By Simon Wiesenthal
Last week, we shared a few of the invited comments on an incident recollected in Wiesenthal’s memoir. Wiesenthal is a prisoner in a succession of concentration camps. He is called to the hospital to witness a dying SS man’s regret. The man’s remorse had this particular focus: he’d participated in forcing a large group of Jews of all ages and conditions into a building that his SS unit then set on fire. Rather than pronounce some formula of absolution, Wiesenthal had listened to the confession in silence and left in silence.
In The Sunflower, about his concentration camp experience, Wiesenthal asked ten thoughtful individuals to comment on the incident. Since the comments (with an additional thirty-two in this edition) were revealing, I shared some last week and will now share a few others.

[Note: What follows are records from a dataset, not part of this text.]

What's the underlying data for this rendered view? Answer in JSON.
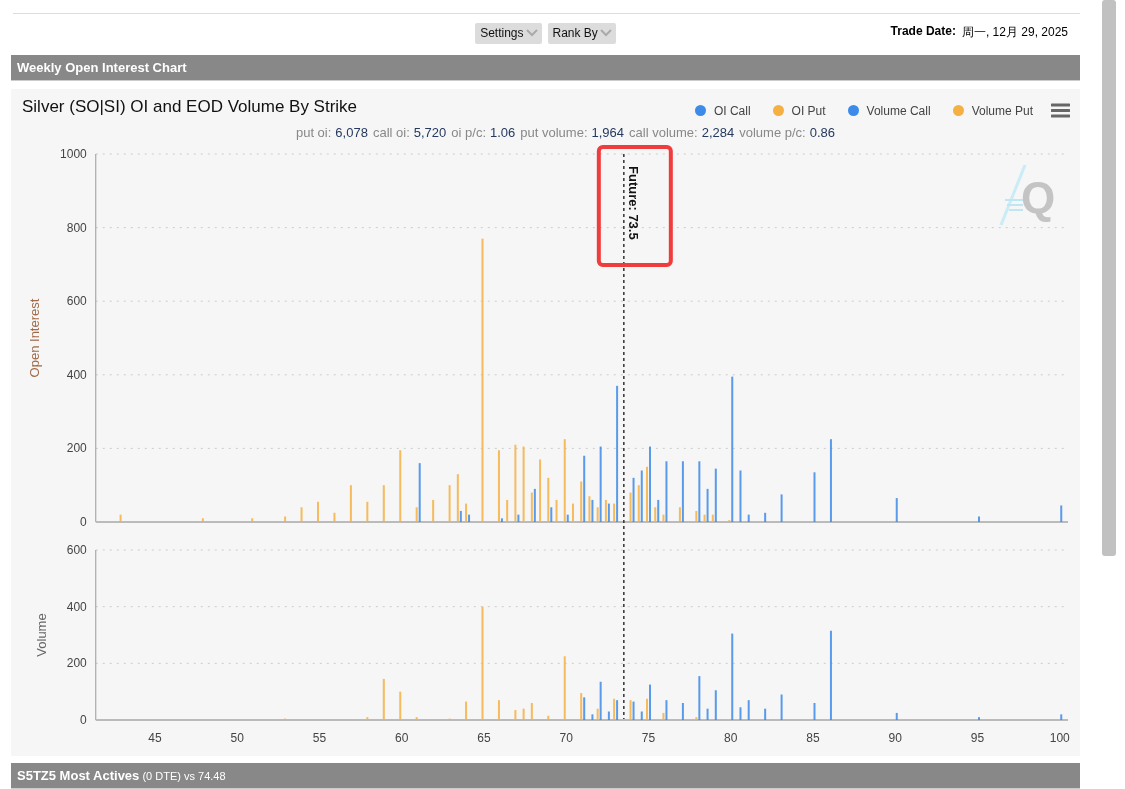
{
  "toolbar": {
    "buttons": [
      {
        "label": "Settings"
      },
      {
        "label": "Rank By"
      }
    ],
    "trade_date": {
      "label": "Trade Date:",
      "value": "周一, 12月 29, 2025"
    }
  },
  "section": {
    "title": "Weekly Open Interest Chart"
  },
  "chart": {
    "title": "Silver (SO|SI) OI and EOD Volume By Strike",
    "highlight_box": true,
    "logo_text": "Q",
    "stats": [
      {
        "label": "put oi:",
        "value": "6,078"
      },
      {
        "label": "call oi:",
        "value": "5,720"
      },
      {
        "label": "oi p/c:",
        "value": "1.06"
      },
      {
        "label": "put volume:",
        "value": "1,964"
      },
      {
        "label": "call volume:",
        "value": "2,284"
      },
      {
        "label": "volume p/c:",
        "value": "0.86"
      }
    ],
    "panes": [
      {
        "chart_data": {
          "type": "bar",
          "grid": true,
          "ylabel": "Open Interest",
          "xlim": [
            41.4,
            100.5
          ],
          "ylim": [
            0,
            1000
          ],
          "yticks": [
            0,
            200,
            400,
            600,
            800,
            1000
          ],
          "x": [
            43,
            48,
            51,
            53,
            54,
            55,
            56,
            57,
            58,
            59,
            60,
            61,
            62,
            63,
            63.5,
            64,
            65,
            66,
            66.5,
            67,
            67.5,
            68,
            68.5,
            69,
            69.5,
            70,
            70.5,
            71,
            71.5,
            72,
            72.5,
            73,
            74,
            74.5,
            75,
            75.5,
            76,
            77,
            78,
            78.5,
            79,
            80,
            80.5,
            81,
            82,
            83,
            85,
            86,
            90,
            95,
            100
          ],
          "series": [
            {
              "name": "OI Call",
              "color": "#3d8be8",
              "values": [
                null,
                null,
                null,
                null,
                null,
                null,
                null,
                null,
                null,
                null,
                null,
                160,
                null,
                null,
                30,
                20,
                null,
                10,
                null,
                20,
                null,
                90,
                null,
                40,
                null,
                20,
                null,
                180,
                60,
                205,
                50,
                370,
                120,
                140,
                205,
                60,
                165,
                165,
                165,
                90,
                145,
                395,
                140,
                20,
                25,
                75,
                135,
                225,
                65,
                15,
                45
              ]
            },
            {
              "name": "OI Put",
              "color": "#f5b041",
              "values": [
                20,
                10,
                10,
                15,
                40,
                55,
                25,
                100,
                55,
                100,
                195,
                40,
                60,
                100,
                130,
                50,
                770,
                195,
                60,
                210,
                205,
                80,
                170,
                120,
                60,
                225,
                50,
                110,
                70,
                40,
                60,
                50,
                80,
                100,
                150,
                40,
                20,
                40,
                30,
                20,
                20,
                5,
                null,
                null,
                null,
                null,
                null,
                null,
                null,
                null,
                null
              ]
            }
          ],
          "ref_lines": [
            {
              "axis": "x",
              "value": 73.5,
              "label": "Future: 73.5",
              "color": "#333333"
            }
          ]
        }
      },
      {
        "chart_data": {
          "type": "bar",
          "grid": true,
          "ylabel": "Volume",
          "xlim": [
            41.4,
            100.5
          ],
          "ylim": [
            0,
            600
          ],
          "yticks": [
            0,
            200,
            400,
            600
          ],
          "xticks": [
            45,
            50,
            55,
            60,
            65,
            70,
            75,
            80,
            85,
            90,
            95,
            100
          ],
          "x": [
            53,
            58,
            59,
            60,
            61,
            63,
            64,
            65,
            66,
            67,
            67.5,
            68,
            69,
            70,
            71,
            71.5,
            72,
            72.5,
            73,
            74,
            74.5,
            75,
            76,
            77,
            78,
            78.5,
            79,
            80,
            80.5,
            81,
            82,
            83,
            85,
            86,
            90,
            95,
            100
          ],
          "series": [
            {
              "name": "Volume Call",
              "color": "#3d8be8",
              "values": [
                null,
                null,
                null,
                null,
                null,
                null,
                null,
                null,
                null,
                null,
                null,
                null,
                null,
                null,
                80,
                20,
                135,
                30,
                70,
                65,
                30,
                125,
                70,
                60,
                155,
                40,
                105,
                305,
                45,
                70,
                40,
                90,
                60,
                315,
                25,
                10,
                20
              ]
            },
            {
              "name": "Volume Put",
              "color": "#f5b041",
              "values": [
                5,
                10,
                145,
                100,
                10,
                5,
                65,
                400,
                70,
                35,
                40,
                60,
                15,
                225,
                95,
                null,
                40,
                null,
                75,
                70,
                null,
                75,
                25,
                null,
                10,
                null,
                null,
                null,
                null,
                null,
                null,
                null,
                null,
                null,
                null,
                null,
                null
              ]
            }
          ]
        }
      }
    ]
  },
  "next_section": {
    "title": "**S5TZ5 Most Actives** (0 DTE) vs 74.48"
  }
}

Here is Erich H. Loewy, M.D., author and Alumni Chair of Bioethics at the University of California at Davis. He points out a feature I hadn’t noticed. Although the positions of the two men appear reversed, with Wiesenthal now the stronger one and the SS man about to lose his life, the reality is still that “at any moment the SS man, although in one sense weakened, can call upon overwhelming forces which could and would crush Wiesenthal.”

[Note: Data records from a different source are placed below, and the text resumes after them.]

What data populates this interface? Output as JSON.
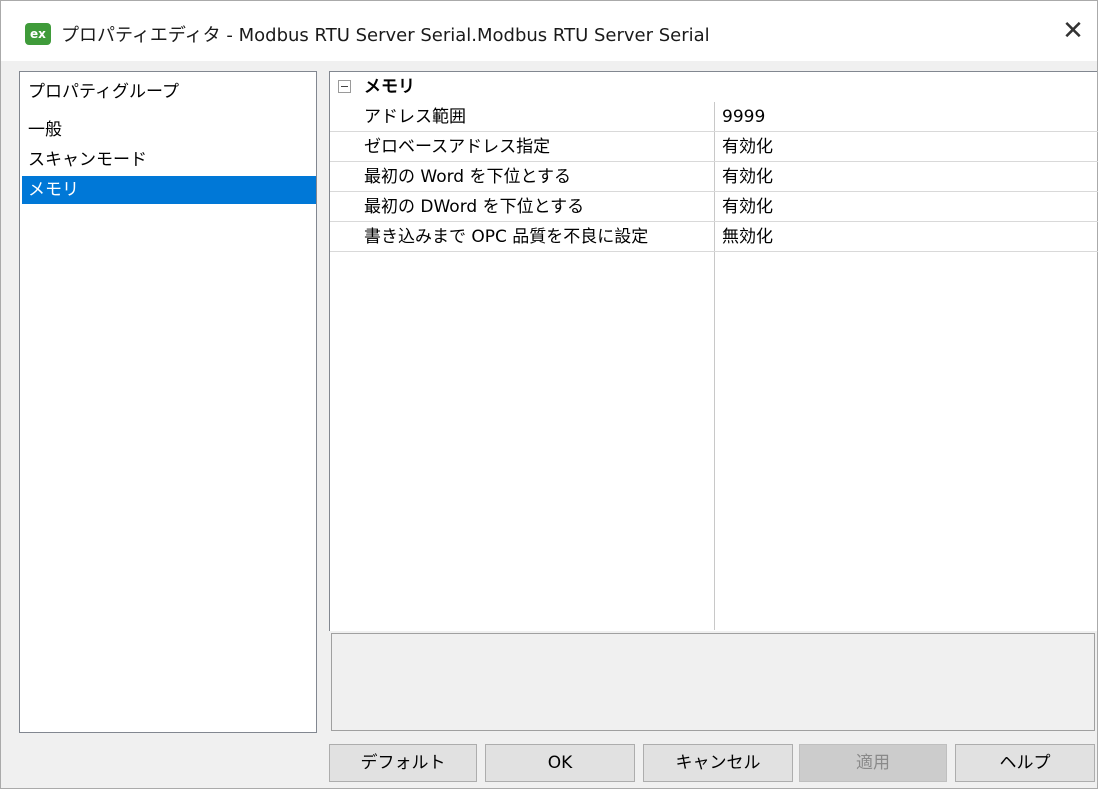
{
  "window": {
    "title": "プロパティエディタ - Modbus RTU Server Serial.Modbus RTU Server Serial",
    "app_icon_text": "ex",
    "close_glyph": "✕"
  },
  "groups": {
    "header": "プロパティグループ",
    "items": [
      {
        "label": "一般",
        "selected": false
      },
      {
        "label": "スキャンモード",
        "selected": false
      },
      {
        "label": "メモリ",
        "selected": true
      }
    ]
  },
  "property_grid": {
    "category": "メモリ",
    "rows": [
      {
        "name": "アドレス範囲",
        "value": "9999"
      },
      {
        "name": "ゼロベースアドレス指定",
        "value": "有効化"
      },
      {
        "name": "最初の Word を下位とする",
        "value": "有効化"
      },
      {
        "name": "最初の DWord を下位とする",
        "value": "有効化"
      },
      {
        "name": "書き込みまで OPC 品質を不良に設定",
        "value": "無効化"
      }
    ]
  },
  "buttons": {
    "default": "デフォルト",
    "ok": "OK",
    "cancel": "キャンセル",
    "apply": "適用",
    "help": "ヘルプ"
  },
  "colors": {
    "selection": "#0078d7",
    "app_icon": "#3f9b3a"
  }
}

What this means is that anything the Jewish prisoner says can still be held against him. Let’s face it. Death might free us from the burdens of human existence but life in a death camp does not. A man whose body fails him while his conscience torments him is not someone to rely on.

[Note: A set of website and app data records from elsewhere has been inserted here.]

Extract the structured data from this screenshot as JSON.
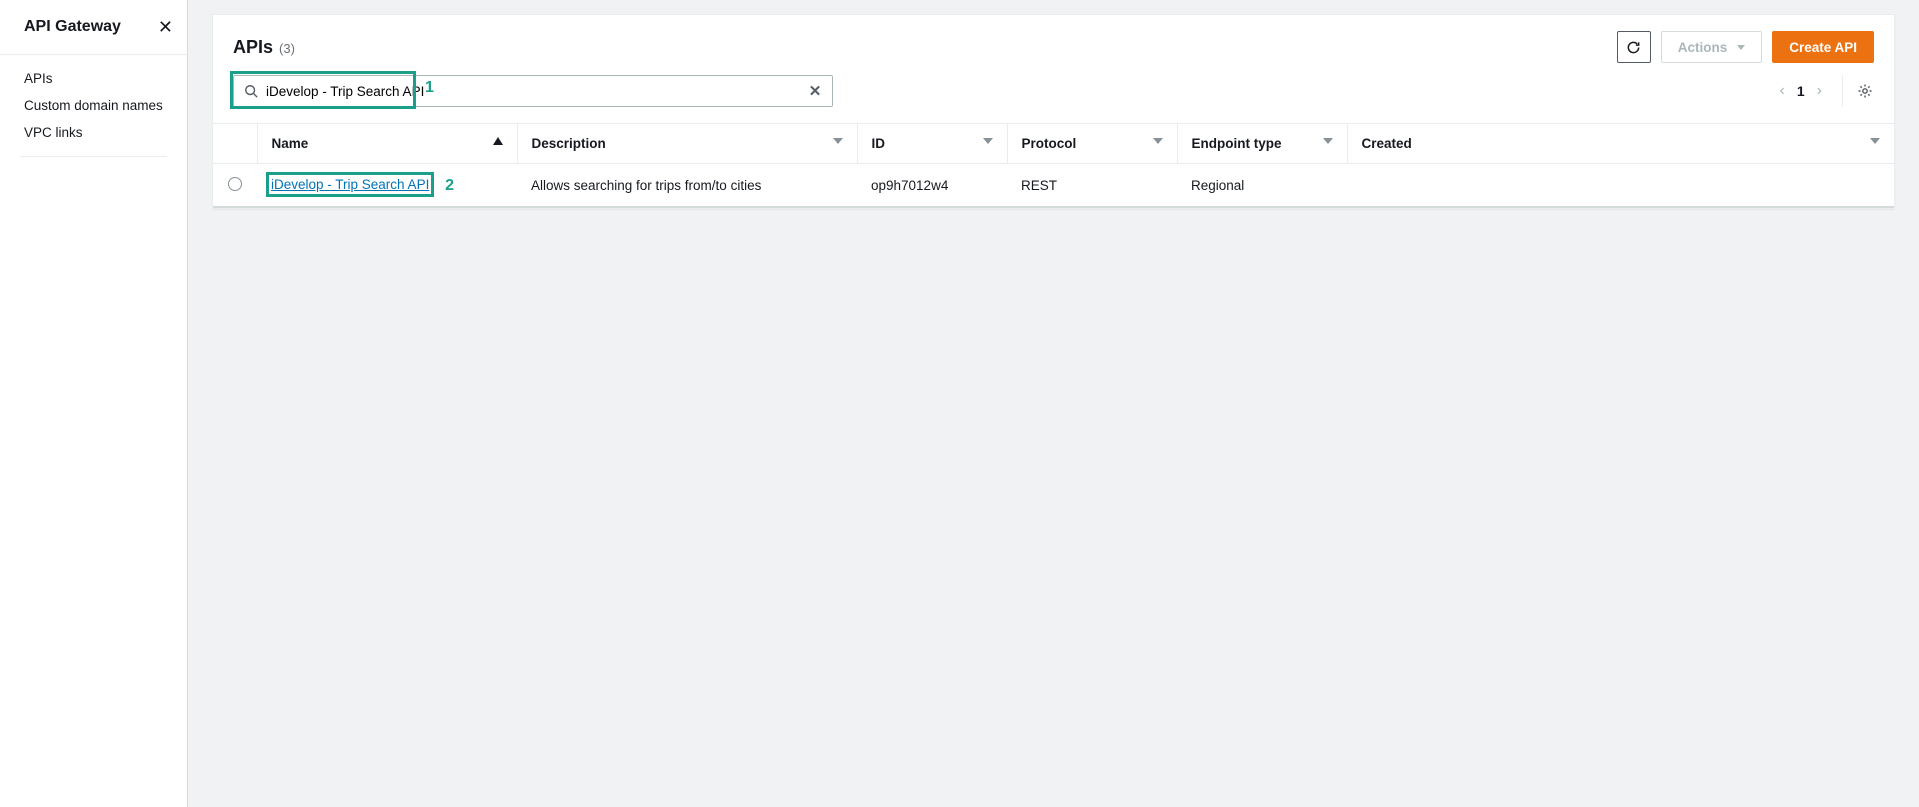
{
  "sidebar": {
    "title": "API Gateway",
    "items": [
      "APIs",
      "Custom domain names",
      "VPC links"
    ]
  },
  "header": {
    "title": "APIs",
    "count": "(3)",
    "refresh_tooltip": "Refresh",
    "actions_label": "Actions",
    "create_label": "Create API"
  },
  "search": {
    "value": "iDevelop - Trip Search API"
  },
  "pagination": {
    "page": "1"
  },
  "annotations": {
    "one": "1",
    "two": "2"
  },
  "table": {
    "columns": {
      "name": "Name",
      "description": "Description",
      "id": "ID",
      "protocol": "Protocol",
      "endpoint": "Endpoint type",
      "created": "Created"
    },
    "rows": [
      {
        "name": "iDevelop - Trip Search API",
        "description": "Allows searching for trips from/to cities",
        "id": "op9h7012w4",
        "protocol": "REST",
        "endpoint": "Regional",
        "created": ""
      }
    ]
  }
}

But wait a minute! Don’t we want closure – at least in our ex post facto understanding? Isn’t that asymmetry morally unsatisfying?
Manes Sperber studied psychology in Vienna with Alfred Adler and wrote literary works in French and German. He brings up another facet of the situation: there is, he says, a bond between victimizer and victim. What sort of bond does he have in mind? Clearly they are linked historically. They would be linked in any courtroom case. But Sperber seems to visualize a psychological link. And here is how he imagines it playing out ideally: “But if that young man had lived and remained true to the convictions that tortured the last hours of his life, and maybe even transfigured him—if he were still among us would Wiesenthal condemn him? I think not.”
Sperber’s counterfactuals may be useful in the setting of a psychotherapist’s office. However, they are not morally useful. The terms for that kind of assessment were set in the context of what wasn’t done and didn’t happen.
What about the psychological aspects, as Sperber sees them? For myself, I don’t see it the way he does. There are people who harmed me, with whom I feel no bond and whom I never think of. Why is that? Because the harm was identified in full and fully thwarted. My present unconcern with those harm doers obtains even if their harm lasted many years and its antidote took effect much more briefly. So far as I am concerned, that situation is cured. By contrast, harms still uncured continue to trouble me, even if their effect was more trivial and briefer.
So, if I consult my own experience, I must reject Sperber’s effort to replace the moral order with psychology. A moral harm can’t be erased that way.
Eva Fleischner is an author, a Professor Emerita of Religion and is involved in high-level offices dealing with Catholic-Jewish relations. She notes details of Wiesenthal’s behavior with the dying man that reveal compassion and refinement of spirit. She also notes that both traditions, Catholic and Jewish, highlight God’s forgiveness of the truly repentant sinner. What she brings out, overlooked by some Christian commenters, is that Jesus’ call to turn the other cheek refers to “wrong done to me… . Nowhere does he tell us to forgive wrong done to another.”
In the circumstance where Wiesenthal was implicitly asked to do just that, to forgive wrong done to many others, he could not in conscience have done so, and – in the light of his ongoing suffering and peril – the dying SS man was humanly oblivious to ask it of him.
If Eva Fleischner is right about the scope of Christian forgiveness, then the two faiths are not so different after all.